The International Monetary Fund (IMF) is ready to resume talks with Egypt over a $4.8 billion loan designed to help rebuild the nation’s struggling economy.
Loan talks first commenced shortly after the ouster of Hosni Mubarak, but have since faced many stumbling blocks. Egypt recently halted negotiations after three Gulf states pledged $12 billion in aid after the army overthrew former president Mohammad Mursi.
Christine Lagarde, managing director of the IMF, told Al Arabiya that the fund is ready and willing to restore talks with the Egyptian authorities.

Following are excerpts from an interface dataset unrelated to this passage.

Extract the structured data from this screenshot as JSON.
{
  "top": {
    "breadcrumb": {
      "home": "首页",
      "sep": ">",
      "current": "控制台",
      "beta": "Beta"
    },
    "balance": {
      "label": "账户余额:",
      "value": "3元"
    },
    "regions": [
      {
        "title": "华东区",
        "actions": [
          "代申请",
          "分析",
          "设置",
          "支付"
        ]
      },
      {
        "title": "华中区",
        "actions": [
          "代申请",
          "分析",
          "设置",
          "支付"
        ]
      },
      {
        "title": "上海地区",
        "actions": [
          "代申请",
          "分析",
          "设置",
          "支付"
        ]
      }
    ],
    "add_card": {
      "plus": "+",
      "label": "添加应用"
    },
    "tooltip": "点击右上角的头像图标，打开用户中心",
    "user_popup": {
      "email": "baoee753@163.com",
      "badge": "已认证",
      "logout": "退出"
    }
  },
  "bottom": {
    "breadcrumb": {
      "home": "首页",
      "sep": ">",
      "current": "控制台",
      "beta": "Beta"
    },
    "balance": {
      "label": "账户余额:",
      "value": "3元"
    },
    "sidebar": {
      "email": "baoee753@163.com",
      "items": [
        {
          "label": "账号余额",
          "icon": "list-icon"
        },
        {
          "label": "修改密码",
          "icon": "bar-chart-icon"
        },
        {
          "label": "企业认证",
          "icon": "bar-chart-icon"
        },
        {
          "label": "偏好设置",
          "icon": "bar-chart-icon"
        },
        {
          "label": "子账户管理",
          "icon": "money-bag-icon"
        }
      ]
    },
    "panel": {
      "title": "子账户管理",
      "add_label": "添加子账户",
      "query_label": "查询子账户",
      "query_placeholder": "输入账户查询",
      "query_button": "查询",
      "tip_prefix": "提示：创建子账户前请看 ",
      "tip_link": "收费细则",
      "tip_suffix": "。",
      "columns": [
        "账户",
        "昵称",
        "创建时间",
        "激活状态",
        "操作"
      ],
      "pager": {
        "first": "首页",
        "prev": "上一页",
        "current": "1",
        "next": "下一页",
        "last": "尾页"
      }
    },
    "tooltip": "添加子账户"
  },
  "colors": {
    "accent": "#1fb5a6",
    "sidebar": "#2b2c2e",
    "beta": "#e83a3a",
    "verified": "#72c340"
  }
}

“The IMF is not only prepared but very keen to engage with the Egyptian authorities, for the benefit and for the good of the Egyptian people,” she said.
Lagarde underlined the importance of economic reform in boosting Egypt's ailing economy.
“I think it will take cooperation, with a focus on the economic reforms that will put the country back on its feet,” she said.
Key to this is Egypt's access to global markets, the reduction of its fiscal deficit, and allocating public spending on essential projects, Lagarde said.
She added that the IMF had undertaken 18 months of “technical” preparations in negotiating the loan before July, when Mursi was overthrown.
Lagarde, speaking to Al Arabiya’s Senior Business News Presenter Lara Habib, also addressed the issue of the U.S. federal government shutdown and credit ceiling.
The IMF chief said that resolving the shutdown was ‘mission critical’ and should be resolved as “quickly as possible” due to its impact on the U.S. and global economy.
However, she added that the IMF would not suggest how the shutdown should be addressed, as the organization does not take a political stance.
“The longer it lasts, particularly the issue of [the] debt ceiling, the more serious and the more negative it is going to be,” Lagarde said during the annual meeting of the IMF in Washington.
In addition to the U.S. government shutdown, global economies face several other threats, she added, including the general fiscal situation of the United States, the potentially “dire” consequences of “ill-advised” tapering of unconventional monetary policy, disagreements within the EU and an “unwillingness” for discussions on a proposed European banking union.